Running… Lean into it, But not too much

A photo graphic of two runners on a treadmill, one with the torso flex angle and the other without.
A new study by researchers at Cal Poly Humboldt and the University of Southern California sheds light on an unexpected benefit of leaning forward moderately while running. The paper will be published online in  PLOS ONE journal on May 29.

The study looked at recreational runners who ran with different levels of forward lean, from a nearly upright posture to a maximum forward lean of 8 degrees. The researchers found that runners who used a moderate forward lean (50% of maximum) experienced better running efficiency than when they ran with a maximum forward lean. 

In fact, runners using a moderate forward lean, similar to that typically preferred by most runners, were 8 percent more efficient than when they ran with a maximal forward lean.

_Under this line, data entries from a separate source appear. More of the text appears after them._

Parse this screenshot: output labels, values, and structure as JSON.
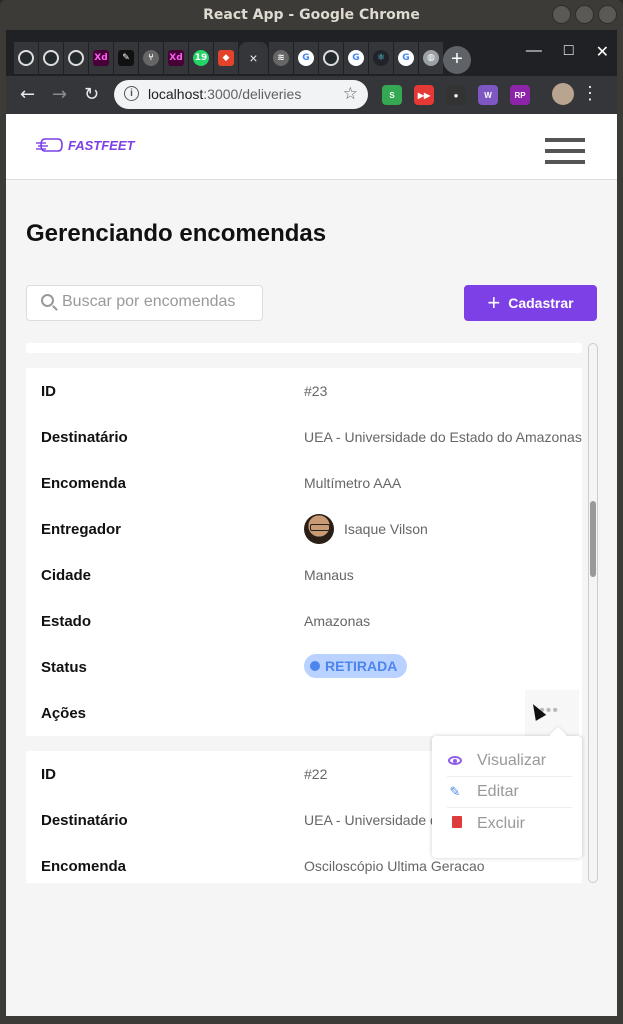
{
  "window": {
    "title": "React App - Google Chrome"
  },
  "browser": {
    "tabs": [
      {
        "icon": "github-icon",
        "glyph": ""
      },
      {
        "icon": "github-icon",
        "glyph": ""
      },
      {
        "icon": "github-icon",
        "glyph": ""
      },
      {
        "icon": "adobe-xd-icon",
        "glyph": "Xd"
      },
      {
        "icon": "pen-tool-icon",
        "glyph": "✎"
      },
      {
        "icon": "git-branch-icon",
        "glyph": "⑂"
      },
      {
        "icon": "adobe-xd-icon",
        "glyph": "Xd"
      },
      {
        "icon": "whatsapp-icon",
        "glyph": "19"
      },
      {
        "icon": "gitlab-icon",
        "glyph": "◆"
      },
      {
        "icon": "react-tab-close",
        "glyph": "×"
      },
      {
        "icon": "sdk-icon",
        "glyph": "≋"
      },
      {
        "icon": "google-icon",
        "glyph": "G"
      },
      {
        "icon": "github-icon",
        "glyph": ""
      },
      {
        "icon": "google-icon",
        "glyph": "G"
      },
      {
        "icon": "react-icon",
        "glyph": "⚛"
      },
      {
        "icon": "google-icon",
        "glyph": "G"
      },
      {
        "icon": "globe-icon",
        "glyph": "◍"
      }
    ],
    "url_host": "localhost",
    "url_path": ":3000/deliveries",
    "extensions": [
      {
        "glyph": "S",
        "color": "#34a853"
      },
      {
        "glyph": "▶▶",
        "color": "#e53935"
      },
      {
        "glyph": "●",
        "color": "#333333"
      },
      {
        "glyph": "W",
        "color": "#7e57c2"
      },
      {
        "glyph": "RP",
        "color": "#8e24aa"
      }
    ]
  },
  "app": {
    "logo_text": "FASTFEET",
    "page_title": "Gerenciando encomendas",
    "search_placeholder": "Buscar por encomendas",
    "add_button_label": "Cadastrar",
    "accent_color": "#7d40e7"
  },
  "deliveries": [
    {
      "fields": {
        "id_label": "ID",
        "id": "#23",
        "recipient_label": "Destinatário",
        "recipient": "UEA - Universidade do Estado do Amazonas",
        "product_label": "Encomenda",
        "product": "Multímetro AAA",
        "courier_label": "Entregador",
        "courier": "Isaque Vilson",
        "city_label": "Cidade",
        "city": "Manaus",
        "state_label": "Estado",
        "state": "Amazonas",
        "status_label": "Status",
        "status": "RETIRADA",
        "actions_label": "Ações",
        "actions_glyph": "•••"
      }
    },
    {
      "fields": {
        "id_label": "ID",
        "id": "#22",
        "recipient_label": "Destinatário",
        "recipient": "UEA - Universidade do Estado do Amazonas",
        "product_label": "Encomenda",
        "product": "Osciloscópio Ultima Geracao"
      }
    }
  ],
  "actions_menu": {
    "view": "Visualizar",
    "edit": "Editar",
    "delete": "Excluir"
  }
}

“Often runners are told to practice leaning forward to improve running efficiency. The premise is that gravity will help to propel the body forward and require less energy and force from leg muscles. However, it wasn't clear how forward postural lean affected the metabolic cost of running. We found that when asked to run with their maximum forward lean, recreational runners had a significantly greater metabolic cost than when they ran with a moderate forward lean or nearly upright posture. In fact, running with maximum forward lean increases the energy cost of running in a way that is similar to adding weight to your lower legs,” says Justus Ortega, Kinesiology professor at Cal Poly Humboldt and co-director of Cal Poly Humboldt Biomechanics Lab.

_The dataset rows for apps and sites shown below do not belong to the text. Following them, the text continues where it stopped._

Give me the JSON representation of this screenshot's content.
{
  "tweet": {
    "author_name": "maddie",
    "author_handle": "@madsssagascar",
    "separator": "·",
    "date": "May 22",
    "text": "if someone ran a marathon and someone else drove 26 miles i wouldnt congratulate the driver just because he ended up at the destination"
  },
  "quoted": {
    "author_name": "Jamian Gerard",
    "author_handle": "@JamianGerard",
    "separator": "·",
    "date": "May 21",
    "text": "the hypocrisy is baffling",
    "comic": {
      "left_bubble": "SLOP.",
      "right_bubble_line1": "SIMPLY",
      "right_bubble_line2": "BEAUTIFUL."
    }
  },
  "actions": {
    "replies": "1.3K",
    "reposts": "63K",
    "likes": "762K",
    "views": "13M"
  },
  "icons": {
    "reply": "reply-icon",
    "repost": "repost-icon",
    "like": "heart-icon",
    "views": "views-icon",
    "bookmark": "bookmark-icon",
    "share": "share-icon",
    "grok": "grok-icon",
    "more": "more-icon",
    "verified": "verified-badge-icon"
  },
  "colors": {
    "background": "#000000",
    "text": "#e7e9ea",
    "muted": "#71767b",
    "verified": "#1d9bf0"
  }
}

Metabolic cost is the amount of energy needed to move. High metabolic cost contributes to making running more difficult and tiring.

In the study, researchers looked at self-reported recreational runners between the ages of 18-35 years—who ran at least 30 minutes a day, three times a week.

Participants were asked to run on a treadmill at a speed of 8 miles per hour using three levels of forward postural lean (upright, maximum lean, and 50% of maximum lean) as researchers measured their oxygen consumption and carbon dioxide production and then calculated the metabolic rates of each runner.

Overall, runners were 7-9 % less efficient when running with their maximum forward lean than when running with a moderate lean or running upright. 

However, researchers aren’t sure why running with a moderate lean is more efficient than running with a large forward lean, but they believe it may have something to do with the hip muscles. Muscle activation data also collected in their study suggests that the gluteus maximus muscle, a muscle responsible for extending the hip, is more active when running with a large forward lean and likely requires more energy consumption. 

“The bottom line is that the technique of running with a moderate forward is better than trying to run with large forward lean, at least in terms of efficiency,” said Nina Carson, a Physical therapist and Doctoral student at the University of Colorado, Denver, and lead author of the paper.

Future studies are planning to examine how different levels of forward lean influence running efficiency and performance when running on incline and decline slopes.